Upon arrival at the cremation site, the celebration stops and the body is transferred to a coffin, usually in the shape of a bull or lion (today was a bull). The coffin is then set on fire and the crowd goes nuts to celebrate the departure of the spirit into the heavens.

Here are two videos from the ceremony. My apologies for the quality. It was pouring so, I didn’t go to the actual cremation which is after the procession and open to the public. I wasn’t that keen on standing in the rain. 😅

If you’re interested in a good quality video, I’m attaching the link to the king’s funeral procession that took place a couple of years ago. It looks much better than mine – it was taken by a real photographer. It’s a little long but the end is crazy!

Singapore

We’re in Singapore for a long weekend. The kids had a couple days off of school and we needed to make a visa run, (our visa requires that we leave Indonesia every 60 days). While Singapore is relatively close to Bali in miles (two+ hours by plane), in other aspects, it is light years away. I certainly can’t speak for all ex-pats living in Indonesia but, I’m always reassured by the close proximity of Singapore. Knowing that good medical treatment, air conditioning, and serious retail are just two hours by plane has made living in Bali less intimidating.

We’re staying on Sentosa Island, an area of Singapore self-proclaimed as “Asia’s favorite playground” — I would say it’s more like being in the middle of a giant, somewhat tired, theme park. There are tons of “family adventures” to experience, even a Universal Studios which we didn’t feel compelled to visit since we live so close to the original. We did however, check out the new aquarium, which is purported to be the largest in the world, and it was definitely big. Not sure it’s the greatest aquarium, or even close to as good as the Georgia aquarium in Atlanta but, it is huge.

Although they have gone to great lengths to offer attractions for the whole family on Sentosa, the real draw is the enormous casino located right in the center. This made a lot more sense after watching tour bus after tour bus filled with middle-aged Asians disappear into the underground parking structure yet, curiously, no one was emerging to zip line or enjoy the bug zoo. While the kids are having fun, I’m about done here (1 1/2 days on Sentosa is plenty!) Apart from the stifling heat, we’re having a good time (never realized how much I adore central air!). I’m looking forward to exploring the city to discover some of the more interesting elements of Singapore.

I must admit we’ve brought our shopping list of “necessities” we’ve missed since moving to Bali and I’m hopeful we will be able to find everything –although, I suspect we’ll realize upon our return that we haven’t really been deprived of much at all.
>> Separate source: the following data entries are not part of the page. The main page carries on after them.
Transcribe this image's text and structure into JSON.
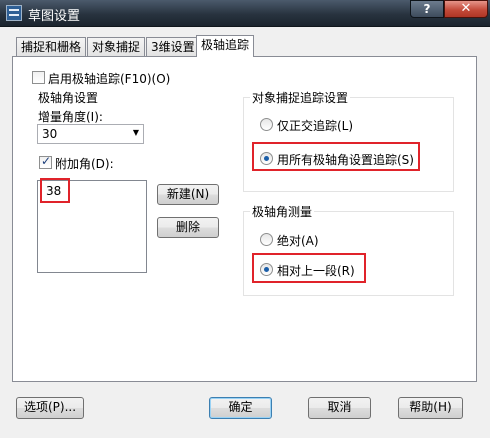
{
  "window": {
    "title": "草图设置",
    "help_glyph": "?",
    "close_glyph": "✕"
  },
  "tabs": [
    {
      "label": "捕捉和栅格",
      "active": false
    },
    {
      "label": "对象捕捉",
      "active": false
    },
    {
      "label": "3维设置",
      "active": false
    },
    {
      "label": "极轴追踪",
      "active": true
    }
  ],
  "enable_polar": {
    "label": "启用极轴追踪(F10)(O)",
    "checked": false
  },
  "polar_angle": {
    "group_title": "极轴角设置",
    "increment_label": "增量角度(I):",
    "increment_value": "30",
    "additional_label": "附加角(D):",
    "additional_checked": true,
    "angles": [
      "38"
    ],
    "new_button": "新建(N)",
    "delete_button": "删除"
  },
  "object_snap_tracking": {
    "group_title": "对象捕捉追踪设置",
    "options": [
      {
        "label": "仅正交追踪(L)",
        "selected": false
      },
      {
        "label": "用所有极轴角设置追踪(S)",
        "selected": true
      }
    ]
  },
  "polar_measurement": {
    "group_title": "极轴角测量",
    "options": [
      {
        "label": "绝对(A)",
        "selected": false
      },
      {
        "label": "相对上一段(R)",
        "selected": true
      }
    ]
  },
  "footer": {
    "options_button": "选项(P)...",
    "ok_button": "确定",
    "cancel_button": "取消",
    "help_button": "帮助(H)"
  },
  "colors": {
    "highlight": "#e0232a",
    "titlebar": "#28333f",
    "close_button": "#c44b3a"
  }
}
The whole idea was to learn to live with less so, I feel a bit hypocritical rushing to the mall here…..but, hey, I’m not made of stone! 😉